Once the pottery is shaped, it is dried and then bisque-fired in a kiln. After the bisque-firing, the pottery is glazed using a special Raku glaze. This glaze is made from a mixture of clay, feldspar, and other natural materials, giving it a distinct composition.
The final step in the Raku pottery process is the firing. Unlike other ceramic firing methods that involve slow and controlled heating and cooling, Raku firing is a rapid and intense process. The pottery is placed in a kiln and heated to high temperatures, often reaching around 1800°F (980°C). Once the desired temperature is reached, the pottery is quickly removed from the kiln and placed in a reduction chamber filled with combustible materials, such as sawdust or newspaper. This rapid cooling and reduction process creates the crackled glaze and unique colors that are characteristic of Raku pottery.
In conclusion, Raku pottery is a fascinating and enchanting art form that showcases the creativity and skill of Japanese artisans. Its irregular shapes and crackled glaze make each piece truly one-of-a-kind. The traditional methods and firing process add to the allure of Raku pottery, making it a must-see for art enthusiasts and collectors alike.
Welcome to the enchanting world of Japanese art! In this article, we will take you on a journey through the rich and diverse artistic traditions of Japan. From the intricate craftsmanship of samurai armor to the delicate beauty of cherry blossom paintings, there is something for everyone to discover and appreciate.
The Art of Samurai Armor

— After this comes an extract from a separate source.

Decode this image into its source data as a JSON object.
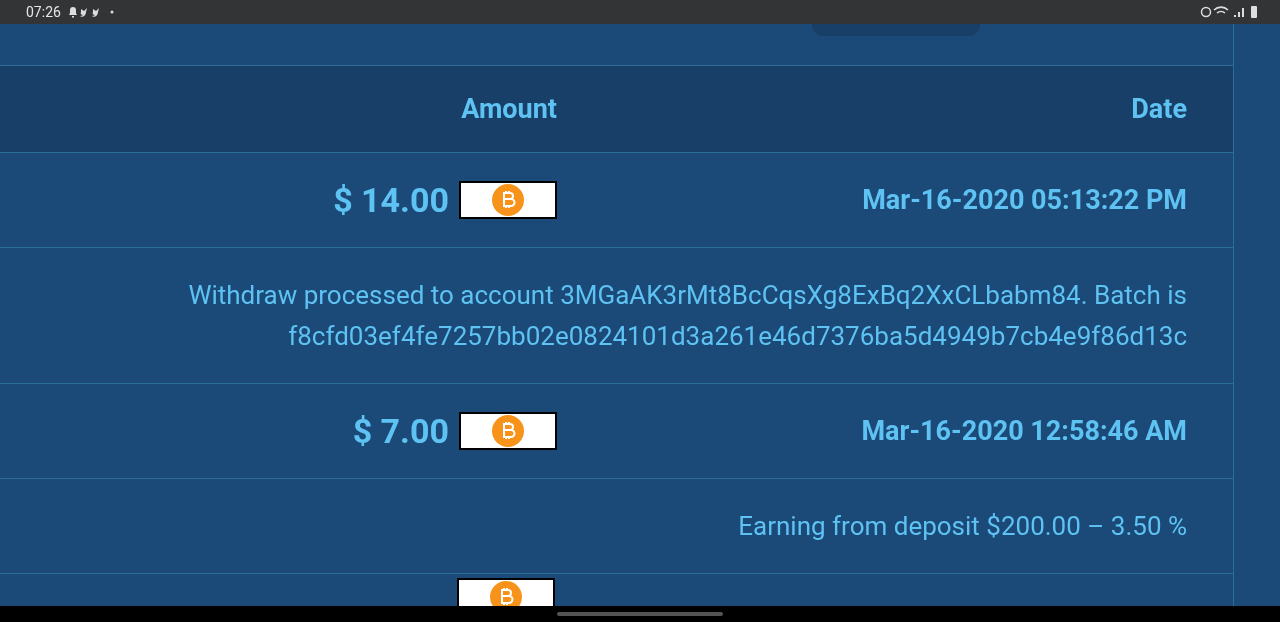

Samurai armor, known as “yoroi,” is not only a symbol of strength and power but also a masterpiece of craftsmanship. Each suit of armor is meticulously crafted, with every detail carefully considered. From the ornate helmets adorned with fierce-looking horns to the intricately woven chainmail, samurai armor is a testament to the skill and artistry of its creators.
One famous example of samurai armor is the “Tosei-gusoku” style, which was popular during the Edo period. These suits of armor were designed to be lightweight and flexible, allowing the samurai to move swiftly and gracefully on the battlefield. Some even featured elaborate designs and motifs, such as dragons or cherry blossoms, adding a touch of elegance to the otherwise functional armor.

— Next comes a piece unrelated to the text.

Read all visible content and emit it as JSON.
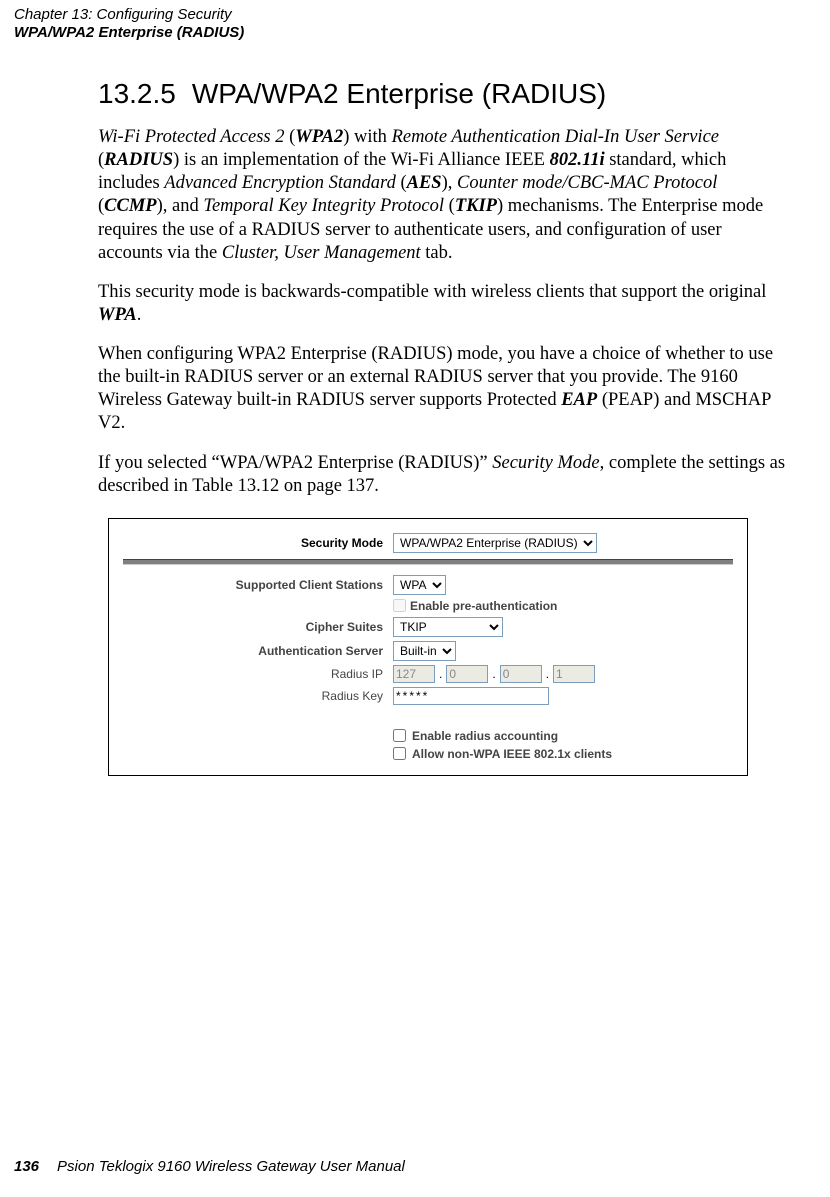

The Beauty of Cherry Blossom Paintings
Cherry blossoms, or “sakura,” hold a special place in Japanese culture. These delicate flowers bloom for only a short period each year, creating a breathtaking spectacle that has inspired artists for centuries. Cherry blossom paintings, known as “sakura-e,” capture the ephemeral beauty of these flowers and evoke a sense of tranquility and serenity.
One famous artist known for his cherry blossom paintings is Ogata Korin. His masterpiece, “Red and White Plum Blossoms,” depicts the vibrant colors of the blossoms against a gold background, creating a striking contrast that draws the viewer’s attention. The painting is a celebration of nature’s beauty and a reminder of the fleeting nature of life.
The Intricacy of Woodblock Prints
Woodblock prints, or “ukiyo-e,” are another important form of Japanese art. These prints were popular during the Edo period and often depicted scenes from everyday life, such as kabuki actors, geisha, and landscapes. The process of creating woodblock prints involved carving the design into a wooden block, applying ink, and then pressing it onto paper.
One famous woodblock print artist is Katsushika Hokusai, known for his iconic work “The Great Wave off Kanagawa.” This print depicts a towering wave about to crash down on a boat, capturing the power and beauty of nature. The intricate details and vibrant colors of Hokusai’s prints continue to captivate audiences to this day.
Japanese art is a treasure trove of beauty, craftsmanship, and cultural significance. From the awe-inspiring samurai armor to the delicate cherry blossom paintings and intricate woodblock prints, each piece tells a story and invites us to explore the rich artistic heritage of Japan. So, immerse yourself in this enchanting world and discover the wonders that await you!